[Web page and app entries]
+ + + +
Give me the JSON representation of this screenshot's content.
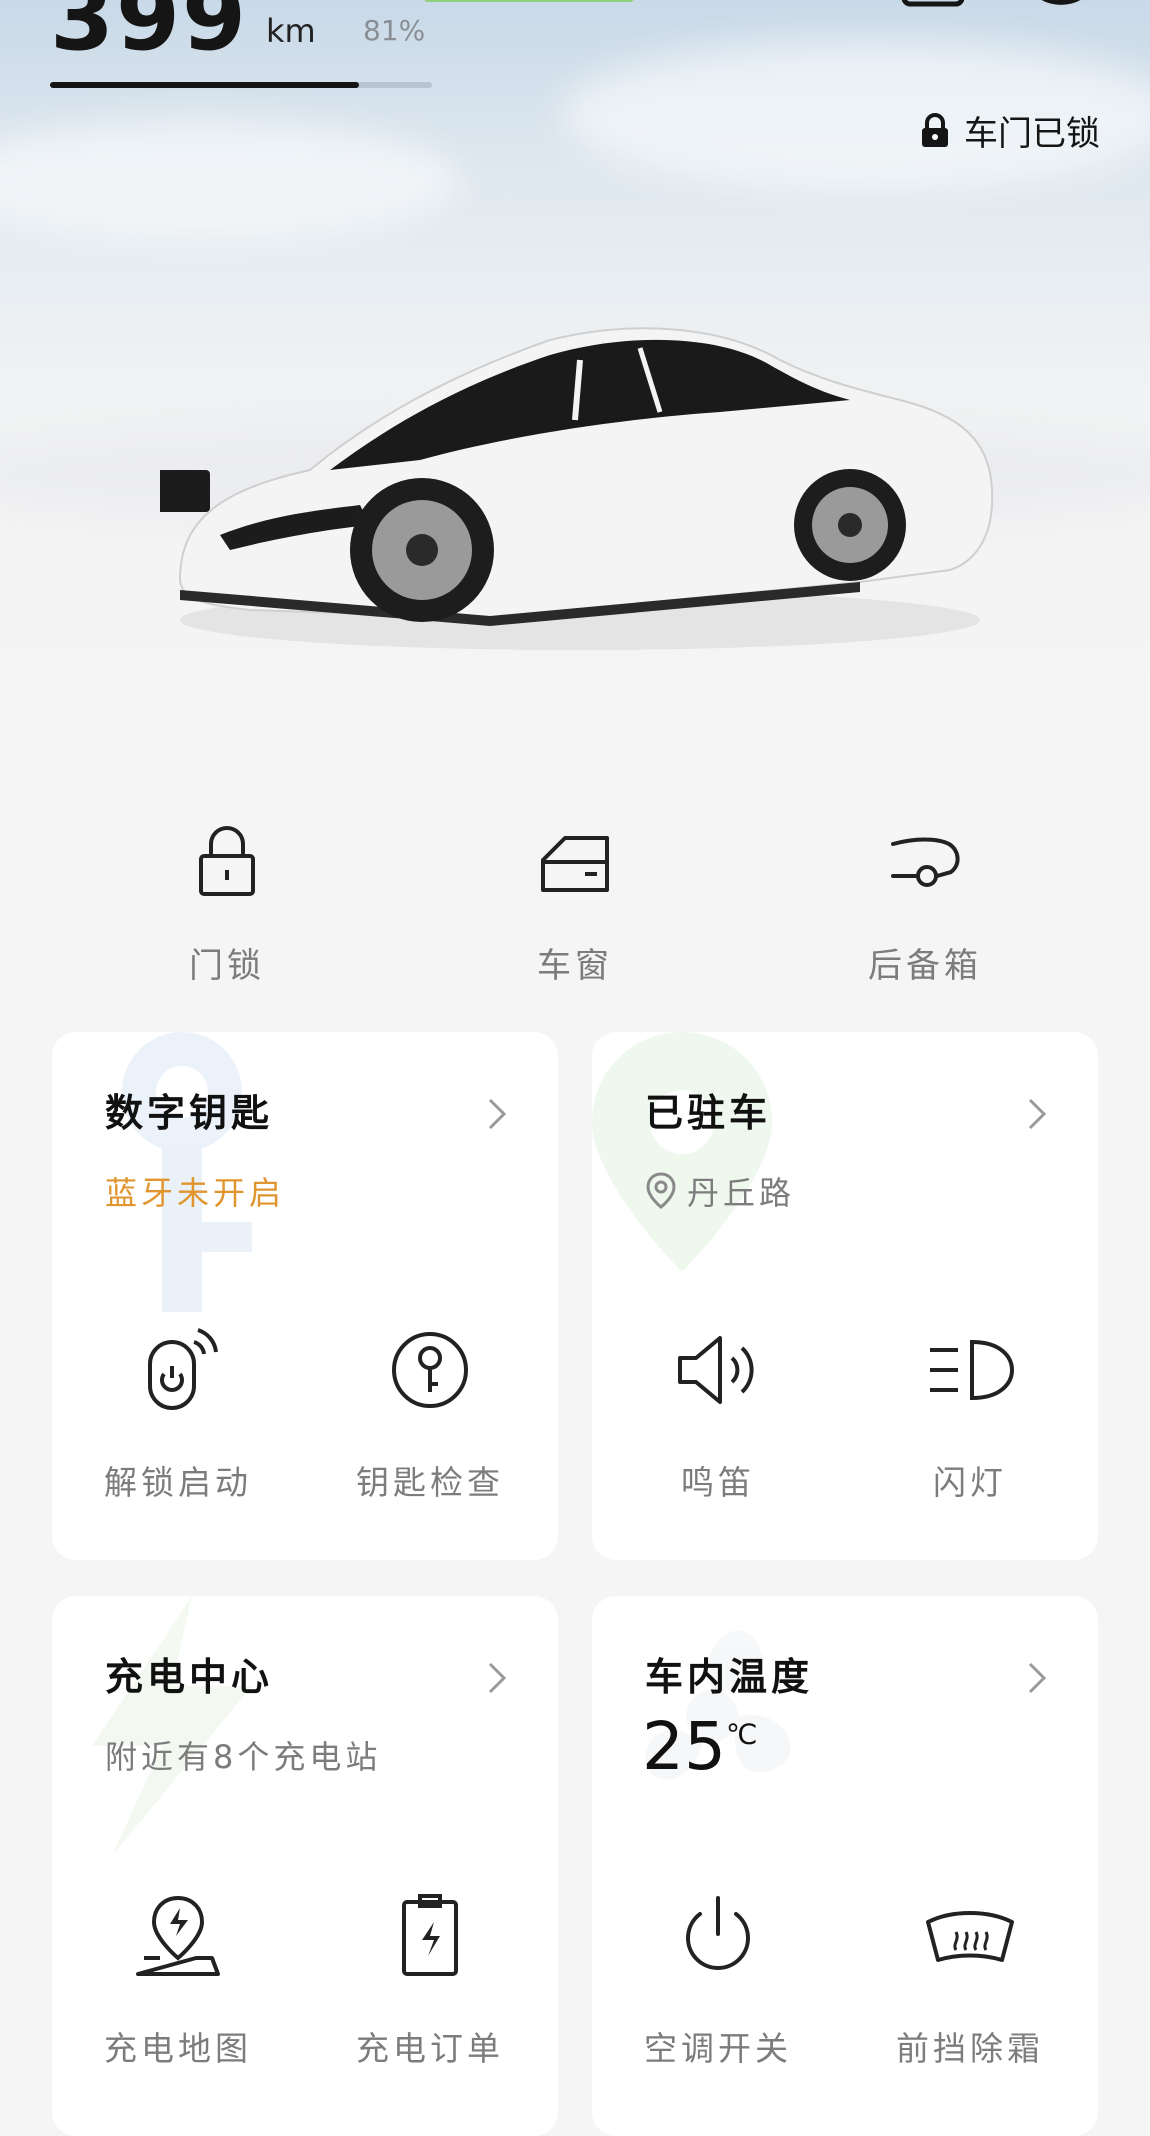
{
  "header": {
    "range_value": "399",
    "range_unit": "km",
    "battery_percent_text": "81%",
    "battery_level": 0.81,
    "lock_status": "车门已锁"
  },
  "quick_controls": [
    {
      "label": "门锁",
      "icon": "padlock-icon"
    },
    {
      "label": "车窗",
      "icon": "window-icon"
    },
    {
      "label": "后备箱",
      "icon": "trunk-icon"
    }
  ],
  "cards": {
    "digital_key": {
      "title": "数字钥匙",
      "subtitle": "蓝牙未开启",
      "subtitle_color": "#e0952e",
      "actions": [
        {
          "label": "解锁启动",
          "icon": "unlock-start-icon"
        },
        {
          "label": "钥匙检查",
          "icon": "key-check-icon"
        }
      ]
    },
    "parked": {
      "title": "已驻车",
      "location": "丹丘路",
      "actions": [
        {
          "label": "鸣笛",
          "icon": "horn-icon"
        },
        {
          "label": "闪灯",
          "icon": "flash-lights-icon"
        }
      ]
    },
    "charging": {
      "title": "充电中心",
      "subtitle": "附近有8个充电站",
      "actions": [
        {
          "label": "充电地图",
          "icon": "charging-map-icon"
        },
        {
          "label": "充电订单",
          "icon": "charging-order-icon"
        }
      ]
    },
    "climate": {
      "title": "车内温度",
      "temperature": "25",
      "temperature_unit": "℃",
      "actions": [
        {
          "label": "空调开关",
          "icon": "ac-power-icon"
        },
        {
          "label": "前挡除霜",
          "icon": "defrost-icon"
        }
      ]
    }
  },
  "colors": {
    "accent_orange": "#e0952e",
    "text_primary": "#111111",
    "text_secondary": "#7c7c7c",
    "page_bg": "#f5f5f5",
    "card_bg": "#ffffff"
  }
}
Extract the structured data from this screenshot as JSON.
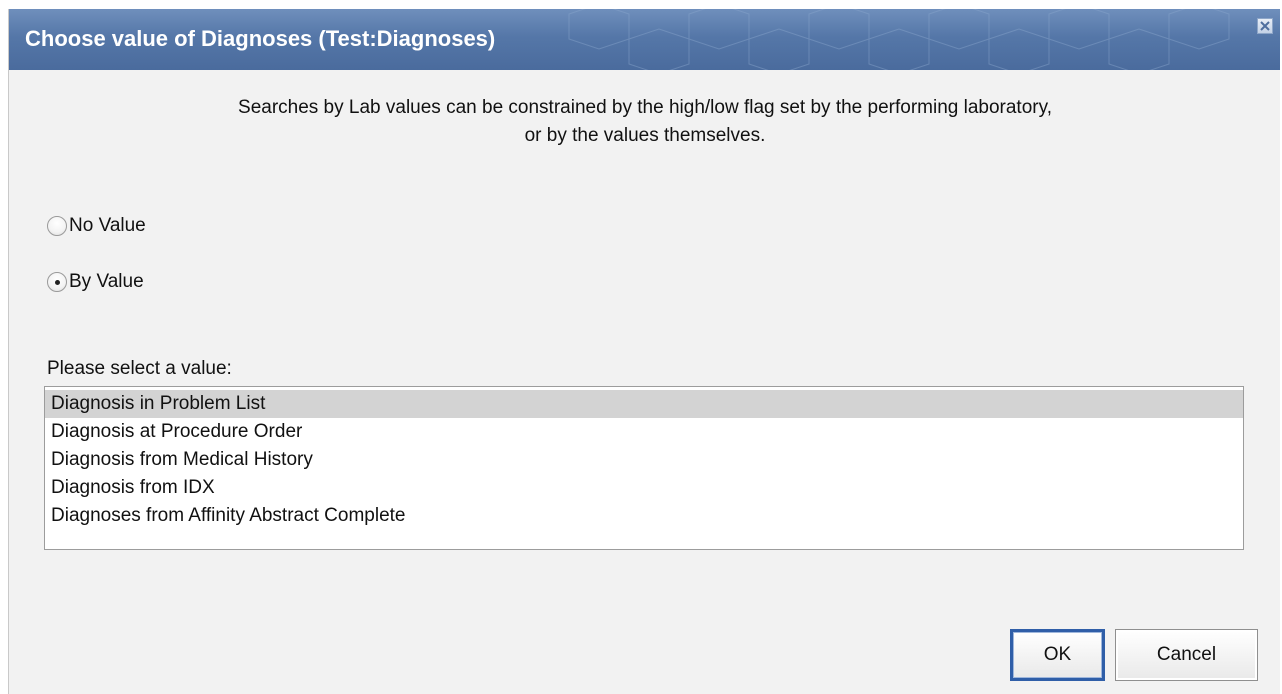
{
  "dialog": {
    "title": "Choose value of Diagnoses (Test:Diagnoses)",
    "close_icon": "close-icon",
    "description_line1": "Searches by Lab values can be constrained by the high/low flag set by the performing laboratory,",
    "description_line2": "or by the values themselves."
  },
  "options": {
    "no_value_label": "No Value",
    "by_value_label": "By Value",
    "selected": "By Value"
  },
  "value_list": {
    "label": "Please select a value:",
    "items": [
      "Diagnosis in Problem List",
      "Diagnosis at Procedure Order",
      "Diagnosis from Medical History",
      "Diagnosis from IDX",
      "Diagnoses from Affinity Abstract Complete"
    ],
    "selected_item": "Diagnosis in Problem List"
  },
  "buttons": {
    "ok_label": "OK",
    "cancel_label": "Cancel"
  },
  "colors": {
    "titlebar": "#5577a8",
    "dialog_bg": "#f2f2f2",
    "selected_row": "#d3d3d3",
    "default_button_border": "#2f5ea8"
  }
}
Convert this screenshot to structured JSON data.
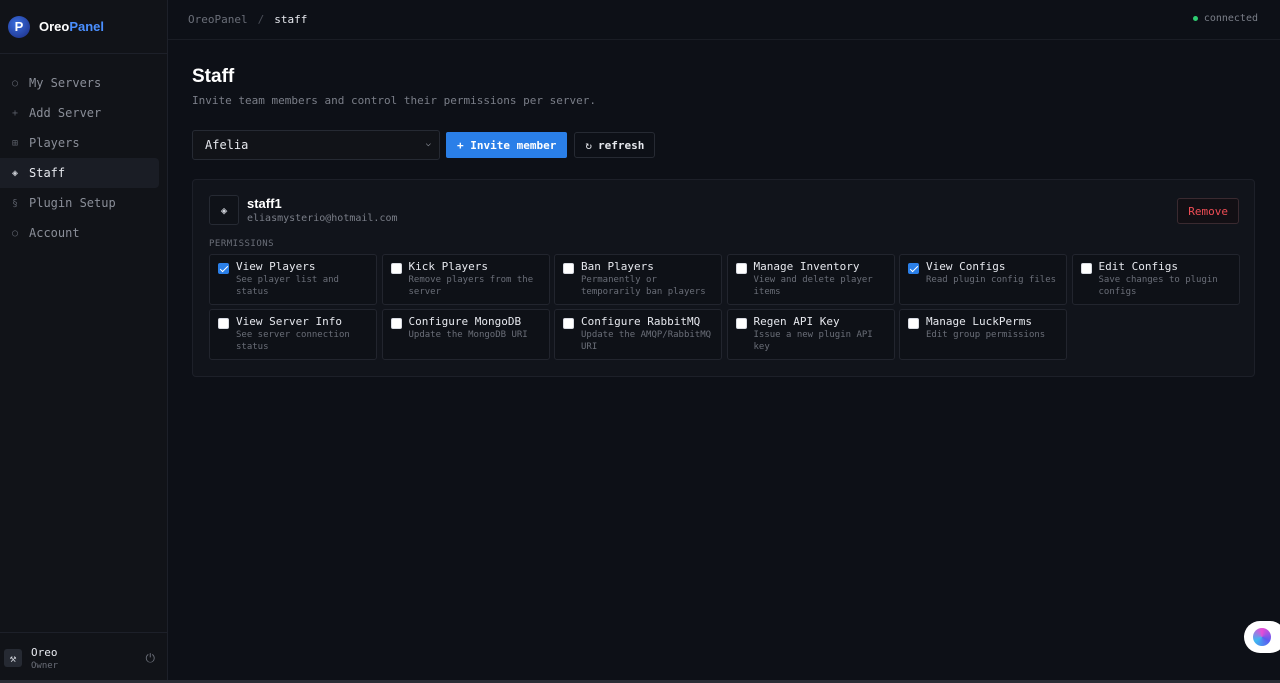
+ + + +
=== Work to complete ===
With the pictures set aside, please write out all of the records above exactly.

=== Your solution ===
Give me the JSON representation of this screenshot's content.
{
  "header": {
    "range_value": "399",
    "range_unit": "km",
    "battery_percent_text": "81%",
    "battery_level": 0.81,
    "lock_status": "车门已锁"
  },
  "quick_controls": [
    {
      "label": "门锁",
      "icon": "padlock-icon"
    },
    {
      "label": "车窗",
      "icon": "window-icon"
    },
    {
      "label": "后备箱",
      "icon": "trunk-icon"
    }
  ],
  "cards": {
    "digital_key": {
      "title": "数字钥匙",
      "subtitle": "蓝牙未开启",
      "subtitle_color": "#e0952e",
      "actions": [
        {
          "label": "解锁启动",
          "icon": "unlock-start-icon"
        },
        {
          "label": "钥匙检查",
          "icon": "key-check-icon"
        }
      ]
    },
    "parked": {
      "title": "已驻车",
      "location": "丹丘路",
      "actions": [
        {
          "label": "鸣笛",
          "icon": "horn-icon"
        },
        {
          "label": "闪灯",
          "icon": "flash-lights-icon"
        }
      ]
    },
    "charging": {
      "title": "充电中心",
      "subtitle": "附近有8个充电站",
      "actions": [
        {
          "label": "充电地图",
          "icon": "charging-map-icon"
        },
        {
          "label": "充电订单",
          "icon": "charging-order-icon"
        }
      ]
    },
    "climate": {
      "title": "车内温度",
      "temperature": "25",
      "temperature_unit": "℃",
      "actions": [
        {
          "label": "空调开关",
          "icon": "ac-power-icon"
        },
        {
          "label": "前挡除霜",
          "icon": "defrost-icon"
        }
      ]
    }
  },
  "colors": {
    "accent_orange": "#e0952e",
    "text_primary": "#111111",
    "text_secondary": "#7c7c7c",
    "page_bg": "#f5f5f5",
    "card_bg": "#ffffff"
  }
}
Extract the structured data from this screenshot as JSON.
{
  "dialog": {
    "title": "Choose value of Diagnoses (Test:Diagnoses)",
    "close_icon": "close-icon",
    "description_line1": "Searches by Lab values can be constrained by the high/low flag set by the performing laboratory,",
    "description_line2": "or by the values themselves."
  },
  "options": {
    "no_value_label": "No Value",
    "by_value_label": "By Value",
    "selected": "By Value"
  },
  "value_list": {
    "label": "Please select a value:",
    "items": [
      "Diagnosis in Problem List",
      "Diagnosis at Procedure Order",
      "Diagnosis from Medical History",
      "Diagnosis from IDX",
      "Diagnoses from Affinity Abstract Complete"
    ],
    "selected_item": "Diagnosis in Problem List"
  },
  "buttons": {
    "ok_label": "OK",
    "cancel_label": "Cancel"
  },
  "colors": {
    "titlebar": "#5577a8",
    "dialog_bg": "#f2f2f2",
    "selected_row": "#d3d3d3",
    "default_button_border": "#2f5ea8"
  }
}
Convert this screenshot to structured JSON data.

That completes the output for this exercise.